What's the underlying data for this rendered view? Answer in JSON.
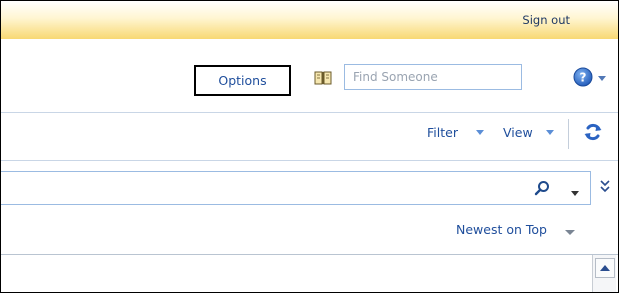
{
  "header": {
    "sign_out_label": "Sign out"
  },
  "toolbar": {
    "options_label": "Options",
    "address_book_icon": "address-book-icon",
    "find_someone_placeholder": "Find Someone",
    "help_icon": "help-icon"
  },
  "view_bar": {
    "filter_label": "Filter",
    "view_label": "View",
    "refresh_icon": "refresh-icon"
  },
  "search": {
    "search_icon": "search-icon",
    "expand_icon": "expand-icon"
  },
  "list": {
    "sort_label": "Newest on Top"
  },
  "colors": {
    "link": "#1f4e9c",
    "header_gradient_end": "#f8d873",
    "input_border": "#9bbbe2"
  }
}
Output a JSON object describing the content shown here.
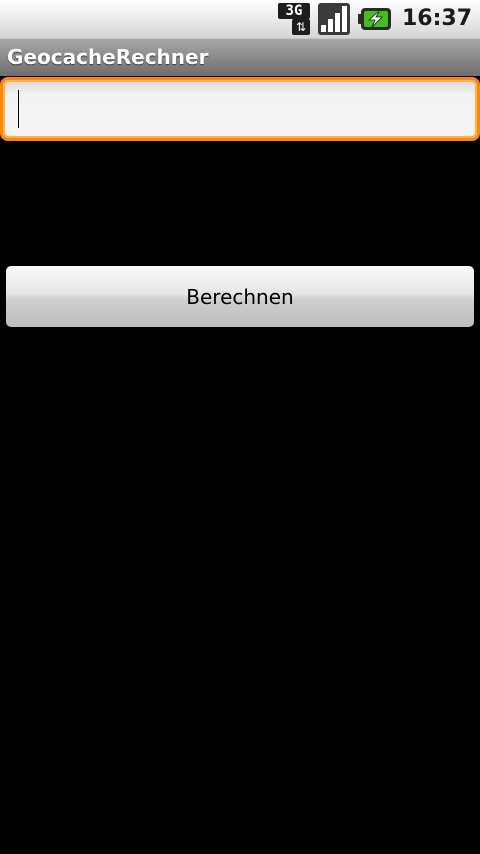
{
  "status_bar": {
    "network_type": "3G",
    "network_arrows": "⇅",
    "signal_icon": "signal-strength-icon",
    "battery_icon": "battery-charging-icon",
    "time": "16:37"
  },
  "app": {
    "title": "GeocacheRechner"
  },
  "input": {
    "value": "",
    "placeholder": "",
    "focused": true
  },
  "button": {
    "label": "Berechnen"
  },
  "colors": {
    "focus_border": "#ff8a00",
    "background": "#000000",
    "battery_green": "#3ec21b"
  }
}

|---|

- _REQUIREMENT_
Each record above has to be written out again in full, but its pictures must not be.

- _SOLUTION TO THE PROBLEM_
What's the underlying data for this rendered view? Answer in JSON.
{
  "header": {
    "sign_out_label": "Sign out"
  },
  "toolbar": {
    "options_label": "Options",
    "address_book_icon": "address-book-icon",
    "find_someone_placeholder": "Find Someone",
    "help_icon": "help-icon"
  },
  "view_bar": {
    "filter_label": "Filter",
    "view_label": "View",
    "refresh_icon": "refresh-icon"
  },
  "search": {
    "search_icon": "search-icon",
    "expand_icon": "expand-icon"
  },
  "list": {
    "sort_label": "Newest on Top"
  },
  "colors": {
    "link": "#1f4e9c",
    "header_gradient_end": "#f8d873",
    "input_border": "#9bbbe2"
  }
}
Output a JSON object describing the content shown here.
{
  "status_bar": {
    "network_type": "3G",
    "network_arrows": "⇅",
    "signal_icon": "signal-strength-icon",
    "battery_icon": "battery-charging-icon",
    "time": "16:37"
  },
  "app": {
    "title": "GeocacheRechner"
  },
  "input": {
    "value": "",
    "placeholder": "",
    "focused": true
  },
  "button": {
    "label": "Berechnen"
  },
  "colors": {
    "focus_border": "#ff8a00",
    "background": "#000000",
    "battery_green": "#3ec21b"
  }
}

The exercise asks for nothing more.